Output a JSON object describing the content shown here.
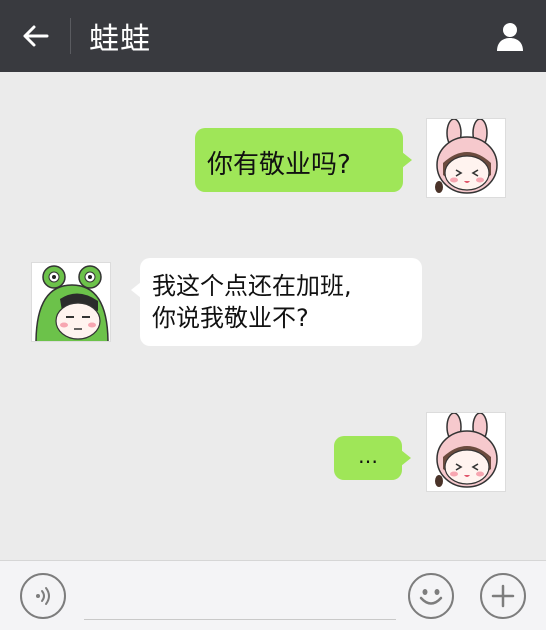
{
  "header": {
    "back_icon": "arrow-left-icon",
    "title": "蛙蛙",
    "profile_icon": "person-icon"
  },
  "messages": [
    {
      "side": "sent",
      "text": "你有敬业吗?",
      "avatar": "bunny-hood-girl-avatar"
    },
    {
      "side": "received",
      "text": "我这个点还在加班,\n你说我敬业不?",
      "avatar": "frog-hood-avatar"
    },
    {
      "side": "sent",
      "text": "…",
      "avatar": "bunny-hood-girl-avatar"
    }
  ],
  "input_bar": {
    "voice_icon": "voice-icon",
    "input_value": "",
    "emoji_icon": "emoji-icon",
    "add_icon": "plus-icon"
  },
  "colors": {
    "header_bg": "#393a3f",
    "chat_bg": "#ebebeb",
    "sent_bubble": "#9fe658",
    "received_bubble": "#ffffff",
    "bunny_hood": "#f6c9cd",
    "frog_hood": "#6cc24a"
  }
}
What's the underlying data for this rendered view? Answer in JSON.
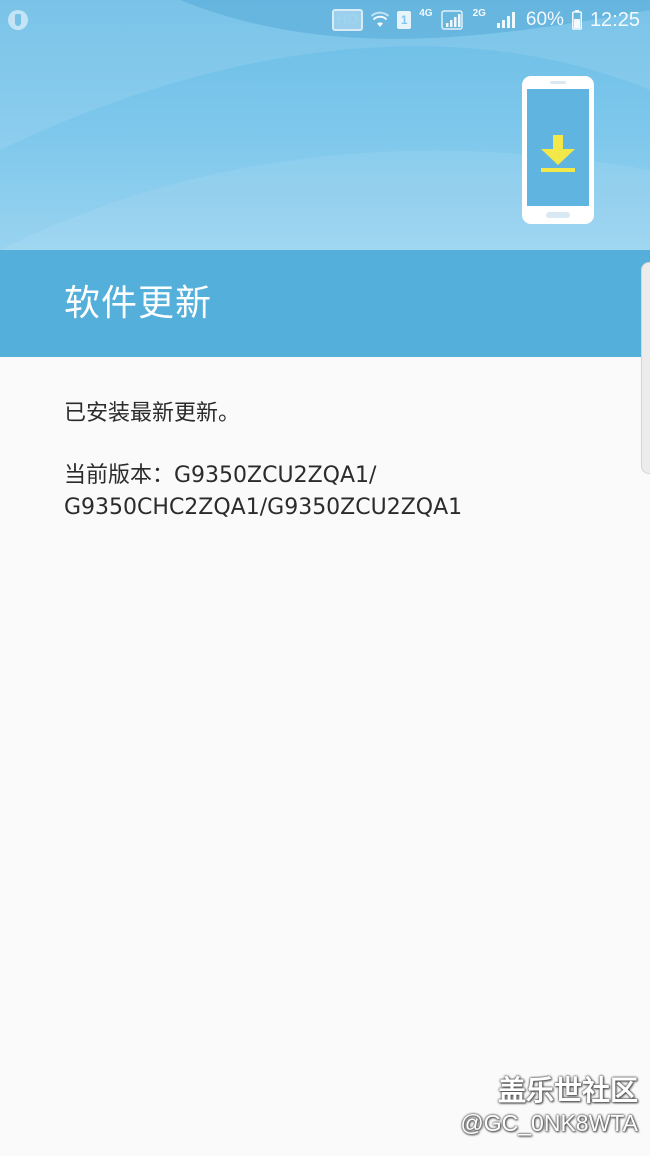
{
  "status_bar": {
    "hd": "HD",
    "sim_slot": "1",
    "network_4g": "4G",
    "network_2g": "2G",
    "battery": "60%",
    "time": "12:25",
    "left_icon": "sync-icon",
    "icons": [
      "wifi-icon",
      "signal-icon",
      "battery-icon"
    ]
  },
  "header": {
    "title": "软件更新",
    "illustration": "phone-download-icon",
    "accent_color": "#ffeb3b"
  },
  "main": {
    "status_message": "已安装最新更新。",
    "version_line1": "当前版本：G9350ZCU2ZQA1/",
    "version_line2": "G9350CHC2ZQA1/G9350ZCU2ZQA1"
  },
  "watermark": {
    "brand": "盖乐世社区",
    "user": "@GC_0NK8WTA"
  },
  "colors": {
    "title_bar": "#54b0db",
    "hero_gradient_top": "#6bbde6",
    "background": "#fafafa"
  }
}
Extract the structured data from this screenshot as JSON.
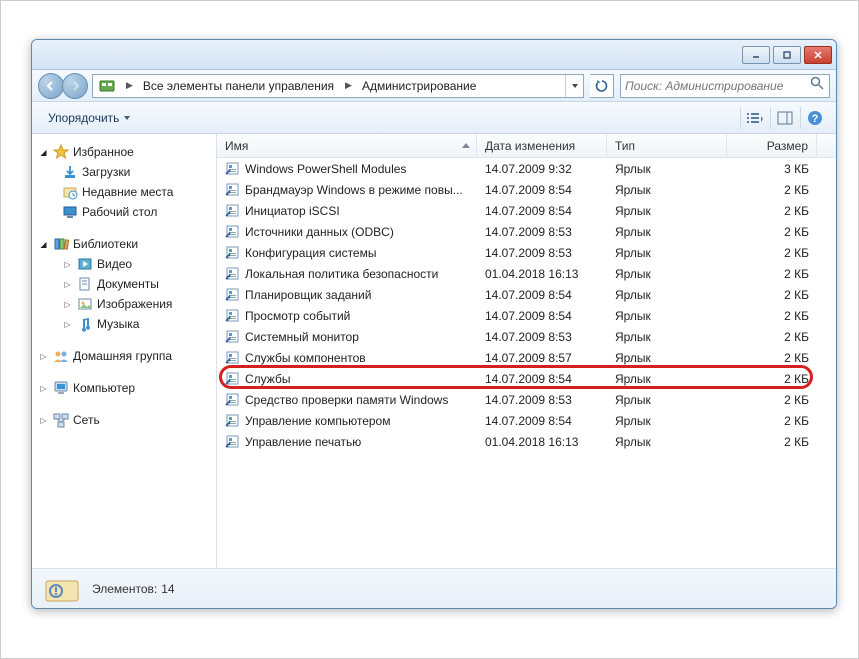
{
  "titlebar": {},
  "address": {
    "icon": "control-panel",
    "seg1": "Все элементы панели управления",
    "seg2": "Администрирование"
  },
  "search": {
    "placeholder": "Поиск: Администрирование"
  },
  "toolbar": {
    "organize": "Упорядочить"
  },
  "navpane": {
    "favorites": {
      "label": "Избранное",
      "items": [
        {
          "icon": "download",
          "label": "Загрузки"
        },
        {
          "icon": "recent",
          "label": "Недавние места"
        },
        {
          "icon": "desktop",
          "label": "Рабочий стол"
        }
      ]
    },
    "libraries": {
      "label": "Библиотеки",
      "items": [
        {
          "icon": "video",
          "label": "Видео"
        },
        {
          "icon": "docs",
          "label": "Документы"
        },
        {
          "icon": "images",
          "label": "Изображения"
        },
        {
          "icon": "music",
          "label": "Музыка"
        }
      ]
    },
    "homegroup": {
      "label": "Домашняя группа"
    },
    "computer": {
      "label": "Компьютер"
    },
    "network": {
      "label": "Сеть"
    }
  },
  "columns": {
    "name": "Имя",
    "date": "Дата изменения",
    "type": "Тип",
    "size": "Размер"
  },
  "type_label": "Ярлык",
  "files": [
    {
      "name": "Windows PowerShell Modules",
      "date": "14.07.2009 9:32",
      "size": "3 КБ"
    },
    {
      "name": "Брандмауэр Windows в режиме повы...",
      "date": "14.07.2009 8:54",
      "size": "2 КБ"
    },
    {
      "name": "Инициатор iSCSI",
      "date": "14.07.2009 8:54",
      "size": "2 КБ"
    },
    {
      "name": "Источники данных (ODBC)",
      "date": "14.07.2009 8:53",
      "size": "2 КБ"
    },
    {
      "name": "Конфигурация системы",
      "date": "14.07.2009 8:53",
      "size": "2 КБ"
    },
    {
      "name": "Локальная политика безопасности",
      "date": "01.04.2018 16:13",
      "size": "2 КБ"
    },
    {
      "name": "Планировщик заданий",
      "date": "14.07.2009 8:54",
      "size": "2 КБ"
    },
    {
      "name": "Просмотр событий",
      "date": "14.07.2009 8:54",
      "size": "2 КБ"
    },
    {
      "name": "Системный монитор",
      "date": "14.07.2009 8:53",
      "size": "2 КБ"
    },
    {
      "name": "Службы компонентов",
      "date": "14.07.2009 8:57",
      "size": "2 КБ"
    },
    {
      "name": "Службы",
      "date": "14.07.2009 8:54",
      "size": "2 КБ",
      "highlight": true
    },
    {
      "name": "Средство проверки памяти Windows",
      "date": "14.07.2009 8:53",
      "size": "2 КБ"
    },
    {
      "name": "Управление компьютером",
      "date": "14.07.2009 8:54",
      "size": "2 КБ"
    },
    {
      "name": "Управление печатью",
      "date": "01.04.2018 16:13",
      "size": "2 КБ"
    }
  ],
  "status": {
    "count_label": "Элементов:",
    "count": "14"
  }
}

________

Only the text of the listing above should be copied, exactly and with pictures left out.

▶ **Task answer**
Output a JSON object describing the content shown here.
{
  "header": {
    "back_icon": "arrow-left-icon",
    "title": "蛙蛙",
    "profile_icon": "person-icon"
  },
  "messages": [
    {
      "side": "sent",
      "text": "你有敬业吗?",
      "avatar": "bunny-hood-girl-avatar"
    },
    {
      "side": "received",
      "text": "我这个点还在加班,\n你说我敬业不?",
      "avatar": "frog-hood-avatar"
    },
    {
      "side": "sent",
      "text": "…",
      "avatar": "bunny-hood-girl-avatar"
    }
  ],
  "input_bar": {
    "voice_icon": "voice-icon",
    "input_value": "",
    "emoji_icon": "emoji-icon",
    "add_icon": "plus-icon"
  },
  "colors": {
    "header_bg": "#393a3f",
    "chat_bg": "#ebebeb",
    "sent_bubble": "#9fe658",
    "received_bubble": "#ffffff",
    "bunny_hood": "#f6c9cd",
    "frog_hood": "#6cc24a"
  }
}
What's the underlying data for this rendered view? Answer in JSON.
{
  "status_bar": {
    "hd": "HD",
    "sim_slot": "1",
    "network_4g": "4G",
    "network_2g": "2G",
    "battery": "60%",
    "time": "12:25",
    "left_icon": "sync-icon",
    "icons": [
      "wifi-icon",
      "signal-icon",
      "battery-icon"
    ]
  },
  "header": {
    "title": "软件更新",
    "illustration": "phone-download-icon",
    "accent_color": "#ffeb3b"
  },
  "main": {
    "status_message": "已安装最新更新。",
    "version_line1": "当前版本：G9350ZCU2ZQA1/",
    "version_line2": "G9350CHC2ZQA1/G9350ZCU2ZQA1"
  },
  "watermark": {
    "brand": "盖乐世社区",
    "user": "@GC_0NK8WTA"
  },
  "colors": {
    "title_bar": "#54b0db",
    "hero_gradient_top": "#6bbde6",
    "background": "#fafafa"
  }
}
Extract the structured data from this screenshot as JSON.
{
  "titlebar": {},
  "address": {
    "icon": "control-panel",
    "seg1": "Все элементы панели управления",
    "seg2": "Администрирование"
  },
  "search": {
    "placeholder": "Поиск: Администрирование"
  },
  "toolbar": {
    "organize": "Упорядочить"
  },
  "navpane": {
    "favorites": {
      "label": "Избранное",
      "items": [
        {
          "icon": "download",
          "label": "Загрузки"
        },
        {
          "icon": "recent",
          "label": "Недавние места"
        },
        {
          "icon": "desktop",
          "label": "Рабочий стол"
        }
      ]
    },
    "libraries": {
      "label": "Библиотеки",
      "items": [
        {
          "icon": "video",
          "label": "Видео"
        },
        {
          "icon": "docs",
          "label": "Документы"
        },
        {
          "icon": "images",
          "label": "Изображения"
        },
        {
          "icon": "music",
          "label": "Музыка"
        }
      ]
    },
    "homegroup": {
      "label": "Домашняя группа"
    },
    "computer": {
      "label": "Компьютер"
    },
    "network": {
      "label": "Сеть"
    }
  },
  "columns": {
    "name": "Имя",
    "date": "Дата изменения",
    "type": "Тип",
    "size": "Размер"
  },
  "type_label": "Ярлык",
  "files": [
    {
      "name": "Windows PowerShell Modules",
      "date": "14.07.2009 9:32",
      "size": "3 КБ"
    },
    {
      "name": "Брандмауэр Windows в режиме повы...",
      "date": "14.07.2009 8:54",
      "size": "2 КБ"
    },
    {
      "name": "Инициатор iSCSI",
      "date": "14.07.2009 8:54",
      "size": "2 КБ"
    },
    {
      "name": "Источники данных (ODBC)",
      "date": "14.07.2009 8:53",
      "size": "2 КБ"
    },
    {
      "name": "Конфигурация системы",
      "date": "14.07.2009 8:53",
      "size": "2 КБ"
    },
    {
      "name": "Локальная политика безопасности",
      "date": "01.04.2018 16:13",
      "size": "2 КБ"
    },
    {
      "name": "Планировщик заданий",
      "date": "14.07.2009 8:54",
      "size": "2 КБ"
    },
    {
      "name": "Просмотр событий",
      "date": "14.07.2009 8:54",
      "size": "2 КБ"
    },
    {
      "name": "Системный монитор",
      "date": "14.07.2009 8:53",
      "size": "2 КБ"
    },
    {
      "name": "Службы компонентов",
      "date": "14.07.2009 8:57",
      "size": "2 КБ"
    },
    {
      "name": "Службы",
      "date": "14.07.2009 8:54",
      "size": "2 КБ",
      "highlight": true
    },
    {
      "name": "Средство проверки памяти Windows",
      "date": "14.07.2009 8:53",
      "size": "2 КБ"
    },
    {
      "name": "Управление компьютером",
      "date": "14.07.2009 8:54",
      "size": "2 КБ"
    },
    {
      "name": "Управление печатью",
      "date": "01.04.2018 16:13",
      "size": "2 КБ"
    }
  ],
  "status": {
    "count_label": "Элементов:",
    "count": "14"
  }
}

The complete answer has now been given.